#### [YOUR OBJECTIVE]
Within the records below, find each line that holds the string "power", then copy it.

#### [RECORD EXTRACTS]
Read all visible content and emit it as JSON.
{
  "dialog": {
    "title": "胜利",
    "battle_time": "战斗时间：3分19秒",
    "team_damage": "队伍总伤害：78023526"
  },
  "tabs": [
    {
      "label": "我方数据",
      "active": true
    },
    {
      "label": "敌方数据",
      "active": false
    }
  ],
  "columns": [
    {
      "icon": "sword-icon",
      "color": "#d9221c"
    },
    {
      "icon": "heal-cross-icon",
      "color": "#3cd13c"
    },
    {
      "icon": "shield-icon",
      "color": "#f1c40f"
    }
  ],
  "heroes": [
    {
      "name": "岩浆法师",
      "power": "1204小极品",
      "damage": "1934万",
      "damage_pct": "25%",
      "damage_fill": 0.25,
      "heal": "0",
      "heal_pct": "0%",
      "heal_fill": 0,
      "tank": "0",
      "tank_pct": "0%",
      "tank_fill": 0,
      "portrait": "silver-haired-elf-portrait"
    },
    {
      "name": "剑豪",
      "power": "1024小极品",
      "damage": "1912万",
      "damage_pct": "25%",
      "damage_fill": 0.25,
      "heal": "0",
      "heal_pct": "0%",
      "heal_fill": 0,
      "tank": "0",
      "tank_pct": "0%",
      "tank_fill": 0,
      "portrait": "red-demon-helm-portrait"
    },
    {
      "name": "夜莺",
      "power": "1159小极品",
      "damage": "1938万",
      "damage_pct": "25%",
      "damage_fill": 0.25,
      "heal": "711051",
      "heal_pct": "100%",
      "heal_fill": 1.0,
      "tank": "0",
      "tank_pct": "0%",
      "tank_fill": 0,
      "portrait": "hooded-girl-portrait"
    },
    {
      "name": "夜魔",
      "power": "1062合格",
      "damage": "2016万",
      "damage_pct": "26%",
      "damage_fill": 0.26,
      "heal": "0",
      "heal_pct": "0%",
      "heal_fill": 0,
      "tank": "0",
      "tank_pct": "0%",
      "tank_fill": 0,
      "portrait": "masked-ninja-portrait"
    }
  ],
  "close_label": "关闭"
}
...
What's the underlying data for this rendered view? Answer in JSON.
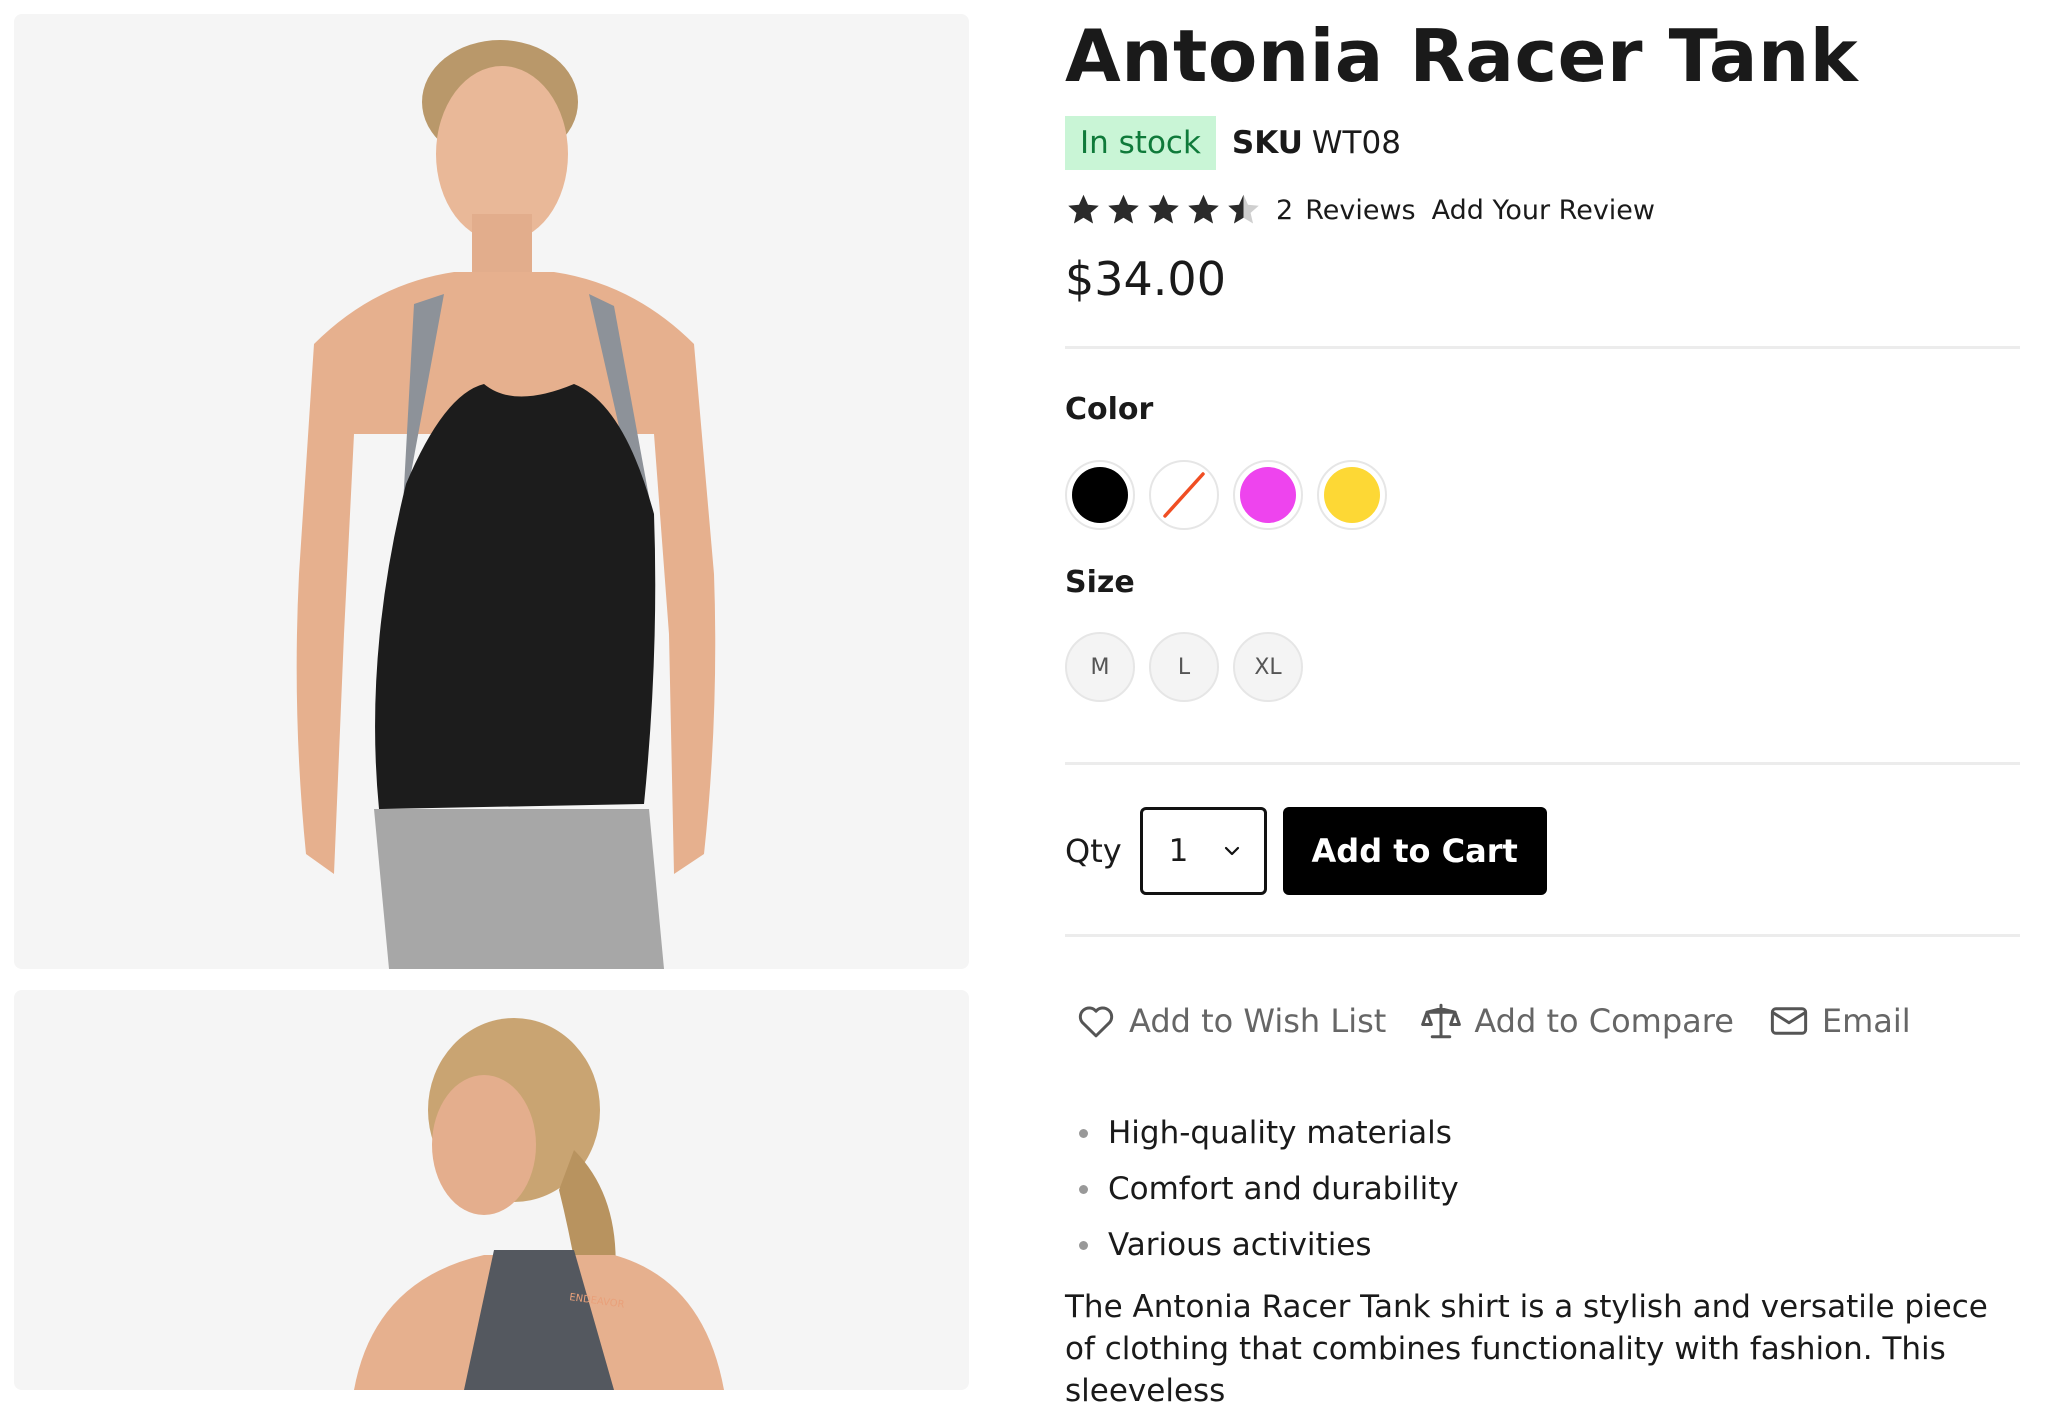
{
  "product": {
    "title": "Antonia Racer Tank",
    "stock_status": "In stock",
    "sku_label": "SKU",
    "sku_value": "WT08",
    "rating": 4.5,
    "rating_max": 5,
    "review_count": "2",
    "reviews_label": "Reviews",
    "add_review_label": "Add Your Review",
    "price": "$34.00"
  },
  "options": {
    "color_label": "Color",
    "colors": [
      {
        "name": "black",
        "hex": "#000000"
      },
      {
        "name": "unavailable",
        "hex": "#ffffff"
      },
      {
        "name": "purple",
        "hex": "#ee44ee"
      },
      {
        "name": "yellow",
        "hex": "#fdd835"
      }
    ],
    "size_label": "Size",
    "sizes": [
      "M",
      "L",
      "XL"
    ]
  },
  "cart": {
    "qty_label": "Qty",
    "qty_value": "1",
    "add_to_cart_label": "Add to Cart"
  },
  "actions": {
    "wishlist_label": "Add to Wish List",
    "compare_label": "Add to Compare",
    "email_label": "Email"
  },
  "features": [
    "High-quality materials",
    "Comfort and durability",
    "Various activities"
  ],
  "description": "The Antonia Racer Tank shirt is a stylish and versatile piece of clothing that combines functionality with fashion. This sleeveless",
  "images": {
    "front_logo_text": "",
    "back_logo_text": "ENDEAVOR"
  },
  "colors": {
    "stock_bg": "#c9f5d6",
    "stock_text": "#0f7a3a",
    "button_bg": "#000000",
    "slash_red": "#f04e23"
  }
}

#### [FINISHED EXERCISE]
      "power": "1204小极品",
      "power": "1024小极品",
      "power": "1159小极品",
      "power": "1062合格",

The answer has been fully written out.